Díaz has had fewer problems since buying a new truck a year ago. The truck, a smaller white van, has propelled his business into Seattle’s burgeoning food truck scene. Díaz vends at Occidental Square, Westlake Park, and is in the process of applying for a South Lake Union permit — one of the most coveted vending slots in Seattle thanks to area employers like Amazon.
Stories like Díaz’s are common in the industry. Street-vending has helped generations of immigrants up the economic ladder, from Ellis Island newcomers peddling wares in New York City to the brandable and easily digestible food trucks of today. The data tells a similar story: according to a nationwide survey of the street-vending industry, more than half of all vendors are immigrants.
Why food trucks? They’re cheap.
Food trucks are a less expensive and more manageable investment than a brick and mortar restaurant for cash-strapped upstarts like Díaz. They also require fewer permits and are more mobile than permanent locations. It’s like the pick-and-choose your adventure of the restaurant world: vendors can experiment with their brand in the neat confines of their truck.
But hours are less open to interpretation. Most vendors work upwards of 11 hours a day, and sometimes seven days a week. The profits, like the food trucks they’re generated in, are also small: the average vendor makes less than $15,000 a year, according to Street Vending and the American Dream, a nationwide survey of the vending industry.
“When you look at the numbers and how little they’re making in terms of profit it really is a microbusiness,” said Dick Carpenter, the study’s author. “Food trucks are not one of those [industries] where people go into to get rich and they still work enormously hard.”
Díaz’s knows this well. He wakes up at 4:30 a.m. during the week to prepare ingredients in the kitchen he shares with other street-vendors. The food is required by Seattle law to be prepared in an offsite kitchen so that only the final touches are required in the food truck.
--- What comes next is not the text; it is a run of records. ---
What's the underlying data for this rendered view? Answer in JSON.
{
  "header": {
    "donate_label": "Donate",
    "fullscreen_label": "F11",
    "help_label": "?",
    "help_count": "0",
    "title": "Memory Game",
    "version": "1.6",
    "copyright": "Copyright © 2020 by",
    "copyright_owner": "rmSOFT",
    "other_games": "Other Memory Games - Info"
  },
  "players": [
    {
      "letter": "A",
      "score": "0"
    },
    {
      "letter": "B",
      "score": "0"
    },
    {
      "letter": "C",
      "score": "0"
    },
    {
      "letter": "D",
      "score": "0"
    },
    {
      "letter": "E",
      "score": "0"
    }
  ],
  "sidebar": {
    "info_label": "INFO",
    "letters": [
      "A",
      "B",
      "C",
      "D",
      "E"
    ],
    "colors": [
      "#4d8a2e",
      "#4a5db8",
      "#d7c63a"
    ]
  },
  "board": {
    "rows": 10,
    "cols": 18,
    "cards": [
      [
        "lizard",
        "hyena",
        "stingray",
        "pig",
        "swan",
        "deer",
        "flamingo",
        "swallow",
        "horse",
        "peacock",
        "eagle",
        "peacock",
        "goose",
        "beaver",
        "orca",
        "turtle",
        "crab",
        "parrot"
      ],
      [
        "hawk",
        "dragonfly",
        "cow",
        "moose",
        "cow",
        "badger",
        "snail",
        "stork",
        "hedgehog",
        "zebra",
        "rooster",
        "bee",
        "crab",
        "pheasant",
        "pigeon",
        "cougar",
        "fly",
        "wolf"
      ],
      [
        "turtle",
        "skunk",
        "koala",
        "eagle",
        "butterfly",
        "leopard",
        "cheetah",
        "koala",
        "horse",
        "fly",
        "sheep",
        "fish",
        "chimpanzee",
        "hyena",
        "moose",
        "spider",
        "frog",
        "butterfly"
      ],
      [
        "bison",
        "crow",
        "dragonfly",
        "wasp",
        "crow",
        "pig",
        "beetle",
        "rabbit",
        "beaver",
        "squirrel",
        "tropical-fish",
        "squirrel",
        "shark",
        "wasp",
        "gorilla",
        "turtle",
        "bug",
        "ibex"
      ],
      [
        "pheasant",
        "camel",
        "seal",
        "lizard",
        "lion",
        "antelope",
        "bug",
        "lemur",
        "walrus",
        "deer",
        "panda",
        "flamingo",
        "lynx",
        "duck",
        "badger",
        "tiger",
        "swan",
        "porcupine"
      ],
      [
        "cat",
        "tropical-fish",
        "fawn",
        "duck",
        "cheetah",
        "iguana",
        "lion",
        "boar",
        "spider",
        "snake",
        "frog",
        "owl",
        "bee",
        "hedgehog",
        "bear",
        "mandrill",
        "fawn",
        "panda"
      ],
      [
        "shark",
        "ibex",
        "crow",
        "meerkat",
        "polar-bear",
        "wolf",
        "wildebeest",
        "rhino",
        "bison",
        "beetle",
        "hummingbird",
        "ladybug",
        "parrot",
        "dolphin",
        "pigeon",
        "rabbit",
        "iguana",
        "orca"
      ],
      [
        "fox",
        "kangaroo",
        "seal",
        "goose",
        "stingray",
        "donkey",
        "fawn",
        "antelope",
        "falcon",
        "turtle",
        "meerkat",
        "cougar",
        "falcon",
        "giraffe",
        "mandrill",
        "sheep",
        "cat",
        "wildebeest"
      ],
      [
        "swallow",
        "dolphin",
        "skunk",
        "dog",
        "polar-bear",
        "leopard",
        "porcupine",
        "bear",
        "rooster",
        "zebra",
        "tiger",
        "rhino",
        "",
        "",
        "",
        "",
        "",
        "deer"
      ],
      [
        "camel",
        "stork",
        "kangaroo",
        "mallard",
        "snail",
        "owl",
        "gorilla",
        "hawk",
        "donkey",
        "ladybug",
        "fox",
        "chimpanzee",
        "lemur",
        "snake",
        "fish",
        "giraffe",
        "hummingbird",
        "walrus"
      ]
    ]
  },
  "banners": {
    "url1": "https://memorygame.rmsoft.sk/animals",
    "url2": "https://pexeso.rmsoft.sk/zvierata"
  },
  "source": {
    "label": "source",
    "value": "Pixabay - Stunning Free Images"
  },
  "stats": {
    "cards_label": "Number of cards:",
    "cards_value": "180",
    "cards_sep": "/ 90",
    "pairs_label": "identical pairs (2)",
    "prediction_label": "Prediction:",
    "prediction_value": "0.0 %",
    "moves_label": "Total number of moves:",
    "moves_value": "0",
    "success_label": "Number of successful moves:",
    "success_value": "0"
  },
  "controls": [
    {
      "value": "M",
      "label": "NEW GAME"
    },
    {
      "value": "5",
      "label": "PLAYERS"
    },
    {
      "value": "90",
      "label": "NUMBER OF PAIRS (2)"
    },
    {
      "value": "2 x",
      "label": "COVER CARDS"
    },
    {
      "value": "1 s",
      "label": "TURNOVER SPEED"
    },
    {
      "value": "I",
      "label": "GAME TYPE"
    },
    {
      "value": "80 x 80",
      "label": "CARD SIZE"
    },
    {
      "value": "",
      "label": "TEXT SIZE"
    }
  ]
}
Add vending, clean-up, and the drive home, and his shift can stretch on for more than 12 hours.
Weekends are slightly better: the night I saw Diaz outside Chuck’s Hop Shop he started prep around 5 p.m. and didn’t get home until early the next morning.
“Artemio always shows up, he’s always on time, and he’s always ready to serve food,” said Jonathan Amato, owner of Curbside Provisions, a company that manages venues for food trucks throughout the city.
Food trucks often gather close to each other in venues known as “pods,” and are hosted in parks, outside corporate offices and in public plazas such as Occidental Square park where Diaz caters to the lunchtime rush alongside brick and mortar restaurants in Pioneer Square.
Díaz, a quiet, industrious man, wouldn’t gloat about his work ethic. You’d be hard-pressed to get a description beyond “very hard” of his never-ending schedule, let alone the financial woes, marital problems and brief homeless that arose from starting his truck three years ago.
What kept Díaz afloat then, and now, was the refuge of past experience. Scrubbing dishes. Picking crops. Leaving behind his family, to whom he still sends money to for the promise of a better life. The hardships and discrimination were worth enduring.
And he has reason to endure it: his 18-month-old daughter. He wants her to be un jefe — a boss — and not an employee. Through his struggles, Díaz aims to make that happen.
“No quiere repita la historia,” Díaz said. He does not want to repeat history.